Kenya-based big data startup String Analytics is running two pilots of its platform in the credit-scoring space at home as it prepares to expand its operations to Nigeria.
Formed in Kenya in 2019 by Mugo Ngatia and Wanyeki Muigua, String Analytics provides a platform for organisations to better understand their data, and incorporates tools for them to interact directly with their customers via SMS or USSD in order to both understand and drive behaviour.
The startup offers big data analytics “as-a-service”, providing solutions for data management and visualisation, as well as predictive analytics. Its communications engine can be used to interact with customers to deliver knowledge-based content, provide product education or conduct market-based surveys, while its dedicated research team can conduct on-ground primary data collection.
“Our objective approach goes beyond full reliance on quantitative methods but rather formulates strategies for companies to understand their data better by also incorporating qualitative insight from direct responses from the market. This feedback is then used to drive our quantitative models for better results,” Ngatia told Disrupt Africa.

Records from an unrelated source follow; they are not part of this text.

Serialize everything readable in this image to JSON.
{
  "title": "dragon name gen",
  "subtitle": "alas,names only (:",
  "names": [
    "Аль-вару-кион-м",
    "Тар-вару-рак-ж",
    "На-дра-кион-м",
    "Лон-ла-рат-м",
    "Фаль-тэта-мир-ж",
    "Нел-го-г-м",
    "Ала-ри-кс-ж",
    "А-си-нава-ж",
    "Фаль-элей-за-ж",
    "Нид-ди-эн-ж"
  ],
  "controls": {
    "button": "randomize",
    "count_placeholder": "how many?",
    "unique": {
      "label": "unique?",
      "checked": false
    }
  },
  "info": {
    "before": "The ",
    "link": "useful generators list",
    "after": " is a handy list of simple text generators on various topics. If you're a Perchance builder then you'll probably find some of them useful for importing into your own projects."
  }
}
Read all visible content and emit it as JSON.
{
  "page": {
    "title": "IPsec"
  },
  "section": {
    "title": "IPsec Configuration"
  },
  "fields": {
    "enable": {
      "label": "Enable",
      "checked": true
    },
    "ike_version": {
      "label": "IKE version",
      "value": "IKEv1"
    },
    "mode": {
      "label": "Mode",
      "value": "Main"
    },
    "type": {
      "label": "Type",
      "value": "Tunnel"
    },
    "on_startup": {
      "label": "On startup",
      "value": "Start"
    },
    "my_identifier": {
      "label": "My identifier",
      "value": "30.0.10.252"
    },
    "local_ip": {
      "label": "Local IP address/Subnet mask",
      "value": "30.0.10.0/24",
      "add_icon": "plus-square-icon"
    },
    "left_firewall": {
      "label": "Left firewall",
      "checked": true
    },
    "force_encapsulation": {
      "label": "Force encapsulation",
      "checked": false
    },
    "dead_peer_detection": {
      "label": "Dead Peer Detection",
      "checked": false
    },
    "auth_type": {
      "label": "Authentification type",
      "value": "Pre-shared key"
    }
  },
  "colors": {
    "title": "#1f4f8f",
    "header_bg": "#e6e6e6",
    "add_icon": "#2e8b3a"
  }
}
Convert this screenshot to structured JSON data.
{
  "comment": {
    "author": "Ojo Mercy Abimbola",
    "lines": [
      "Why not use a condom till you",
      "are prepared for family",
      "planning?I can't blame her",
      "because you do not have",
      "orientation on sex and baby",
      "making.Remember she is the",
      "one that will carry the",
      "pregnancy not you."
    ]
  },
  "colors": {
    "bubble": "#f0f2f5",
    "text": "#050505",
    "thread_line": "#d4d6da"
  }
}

Just over a year into its operations, String Analytics has two active clients in Kenya – one of which is a credit bureau and the other a payments platform. Both of these partnerships are at the proof of concept (PoC) stage, but Ngatia said the company sees wide demand across the continent for services like this.
“Most companies in Sub Saharan Africa are generating multitudes of data but lack the capacity, knowledge and the skill-set that will enable them to generate insight that can help drive their business further,” he said.
“Most organisations also have a gap in directly interacting with their consumers for direct feedback that is relevant for product growth. Our solution, through the user engagement platform, creates this avenue for a feedback loop to the business.”
Self-funded, and only piloting in Kenya, String is nonetheless working on expansion to the rest of Africa. Ngatia said it was in negotiations with a leading bank in Nigeria, and was also in the process of signing an agreement with a Nigerian entity for business development opportunities in Nigeria and Ghana. Though pre-revenue, the startup plans to monetise through consulting and licensing fees.